▶ PROBLEM: Send back the records exactly as written, with no images.
· · · · ·
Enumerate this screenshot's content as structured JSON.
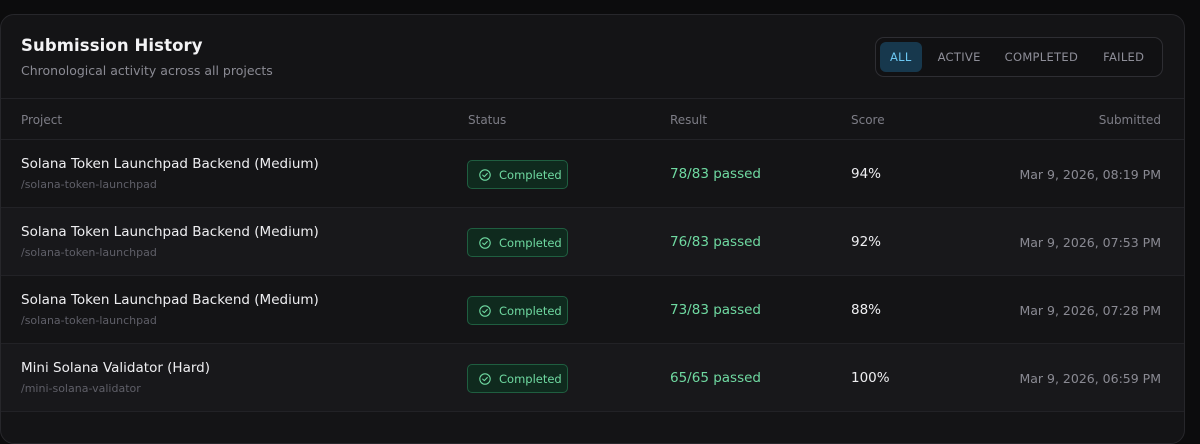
{
  "header": {
    "title": "Submission History",
    "subtitle": "Chronological activity across all projects"
  },
  "filters": [
    {
      "label": "ALL",
      "active": true
    },
    {
      "label": "ACTIVE",
      "active": false
    },
    {
      "label": "COMPLETED",
      "active": false
    },
    {
      "label": "FAILED",
      "active": false
    }
  ],
  "columns": {
    "project": "Project",
    "status": "Status",
    "result": "Result",
    "score": "Score",
    "submitted": "Submitted"
  },
  "rows": [
    {
      "name": "Solana Token Launchpad Backend (Medium)",
      "slug": "/solana-token-launchpad",
      "status": "Completed",
      "result": "78/83 passed",
      "score": "94%",
      "submitted": "Mar 9, 2026, 08:19 PM"
    },
    {
      "name": "Solana Token Launchpad Backend (Medium)",
      "slug": "/solana-token-launchpad",
      "status": "Completed",
      "result": "76/83 passed",
      "score": "92%",
      "submitted": "Mar 9, 2026, 07:53 PM"
    },
    {
      "name": "Solana Token Launchpad Backend (Medium)",
      "slug": "/solana-token-launchpad",
      "status": "Completed",
      "result": "73/83 passed",
      "score": "88%",
      "submitted": "Mar 9, 2026, 07:28 PM"
    },
    {
      "name": "Mini Solana Validator (Hard)",
      "slug": "/mini-solana-validator",
      "status": "Completed",
      "result": "65/65 passed",
      "score": "100%",
      "submitted": "Mar 9, 2026, 06:59 PM"
    }
  ],
  "colors": {
    "accent": "#6cc7f2",
    "success": "#6fd9a1",
    "background": "#141416"
  }
}
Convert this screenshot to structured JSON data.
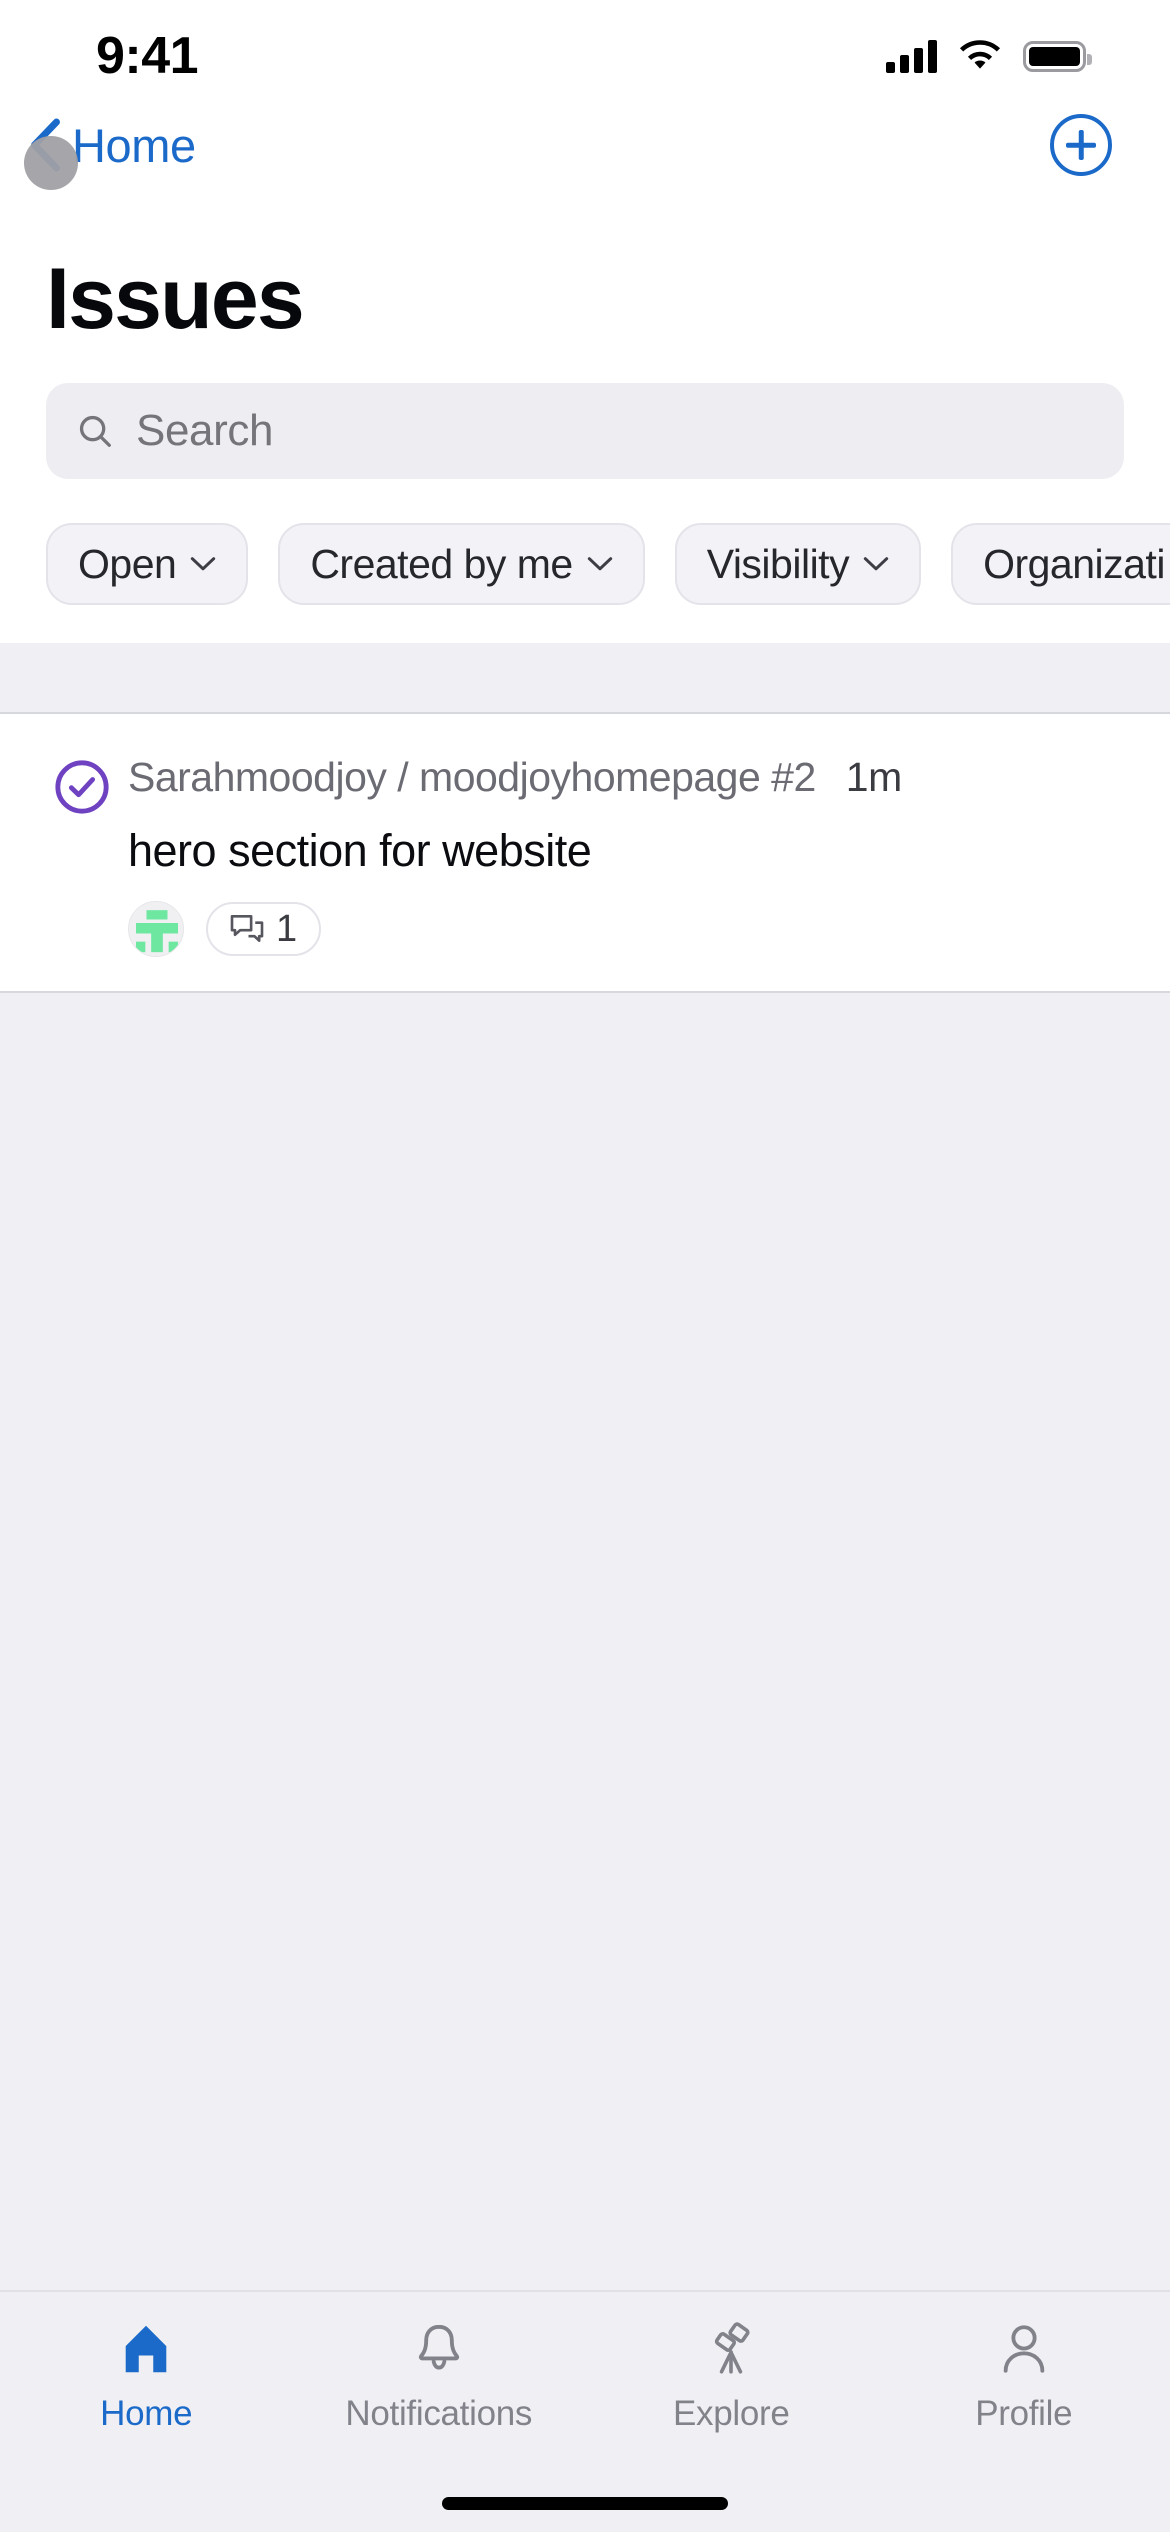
{
  "status_bar": {
    "time": "9:41",
    "signal_icon": "cellular-signal-icon",
    "wifi_icon": "wifi-icon",
    "battery_icon": "battery-full-icon"
  },
  "nav_bar": {
    "back_label": "Home",
    "back_icon": "chevron-left-icon",
    "add_icon": "plus-circle-icon"
  },
  "header": {
    "title": "Issues"
  },
  "search": {
    "placeholder": "Search",
    "value": "",
    "icon": "search-icon"
  },
  "filters": [
    {
      "label": "Open",
      "caret": "chevron-down-icon"
    },
    {
      "label": "Created by me",
      "caret": "chevron-down-icon"
    },
    {
      "label": "Visibility",
      "caret": "chevron-down-icon"
    },
    {
      "label": "Organizati",
      "caret": "chevron-down-icon"
    }
  ],
  "issues": [
    {
      "state_icon": "issue-closed-check-circle-icon",
      "state_color": "#6f42c1",
      "repo": "Sarahmoodjoy / moodjoyhomepage #2",
      "age": "1m",
      "title": "hero section for website",
      "avatar_icon": "user-avatar-identicon",
      "avatar_color": "#6ee7a0",
      "comment_icon": "comment-discussion-icon",
      "comment_count": "1"
    }
  ],
  "tab_bar": {
    "tabs": [
      {
        "label": "Home",
        "icon": "home-icon",
        "active": true
      },
      {
        "label": "Notifications",
        "icon": "bell-icon",
        "active": false
      },
      {
        "label": "Explore",
        "icon": "telescope-icon",
        "active": false
      },
      {
        "label": "Profile",
        "icon": "person-icon",
        "active": false
      }
    ],
    "active_color": "#1b6ac9",
    "inactive_color": "#82828b"
  }
}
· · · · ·
▶ RESPONSE BOX:
Enumerate this screenshot's content as structured JSON.
{
  "header": {
    "title": "Submission History",
    "subtitle": "Chronological activity across all projects"
  },
  "filters": [
    {
      "label": "ALL",
      "active": true
    },
    {
      "label": "ACTIVE",
      "active": false
    },
    {
      "label": "COMPLETED",
      "active": false
    },
    {
      "label": "FAILED",
      "active": false
    }
  ],
  "columns": {
    "project": "Project",
    "status": "Status",
    "result": "Result",
    "score": "Score",
    "submitted": "Submitted"
  },
  "rows": [
    {
      "name": "Solana Token Launchpad Backend (Medium)",
      "slug": "/solana-token-launchpad",
      "status": "Completed",
      "result": "78/83 passed",
      "score": "94%",
      "submitted": "Mar 9, 2026, 08:19 PM"
    },
    {
      "name": "Solana Token Launchpad Backend (Medium)",
      "slug": "/solana-token-launchpad",
      "status": "Completed",
      "result": "76/83 passed",
      "score": "92%",
      "submitted": "Mar 9, 2026, 07:53 PM"
    },
    {
      "name": "Solana Token Launchpad Backend (Medium)",
      "slug": "/solana-token-launchpad",
      "status": "Completed",
      "result": "73/83 passed",
      "score": "88%",
      "submitted": "Mar 9, 2026, 07:28 PM"
    },
    {
      "name": "Mini Solana Validator (Hard)",
      "slug": "/mini-solana-validator",
      "status": "Completed",
      "result": "65/65 passed",
      "score": "100%",
      "submitted": "Mar 9, 2026, 06:59 PM"
    }
  ],
  "colors": {
    "accent": "#6cc7f2",
    "success": "#6fd9a1",
    "background": "#141416"
  }
}
Convert this screenshot to structured JSON data.
{
  "status_bar": {
    "time": "9:41",
    "signal_icon": "cellular-signal-icon",
    "wifi_icon": "wifi-icon",
    "battery_icon": "battery-full-icon"
  },
  "nav_bar": {
    "back_label": "Home",
    "back_icon": "chevron-left-icon",
    "add_icon": "plus-circle-icon"
  },
  "header": {
    "title": "Issues"
  },
  "search": {
    "placeholder": "Search",
    "value": "",
    "icon": "search-icon"
  },
  "filters": [
    {
      "label": "Open",
      "caret": "chevron-down-icon"
    },
    {
      "label": "Created by me",
      "caret": "chevron-down-icon"
    },
    {
      "label": "Visibility",
      "caret": "chevron-down-icon"
    },
    {
      "label": "Organizati",
      "caret": "chevron-down-icon"
    }
  ],
  "issues": [
    {
      "state_icon": "issue-closed-check-circle-icon",
      "state_color": "#6f42c1",
      "repo": "Sarahmoodjoy / moodjoyhomepage #2",
      "age": "1m",
      "title": "hero section for website",
      "avatar_icon": "user-avatar-identicon",
      "avatar_color": "#6ee7a0",
      "comment_icon": "comment-discussion-icon",
      "comment_count": "1"
    }
  ],
  "tab_bar": {
    "tabs": [
      {
        "label": "Home",
        "icon": "home-icon",
        "active": true
      },
      {
        "label": "Notifications",
        "icon": "bell-icon",
        "active": false
      },
      {
        "label": "Explore",
        "icon": "telescope-icon",
        "active": false
      },
      {
        "label": "Profile",
        "icon": "person-icon",
        "active": false
      }
    ],
    "active_color": "#1b6ac9",
    "inactive_color": "#82828b"
  }
}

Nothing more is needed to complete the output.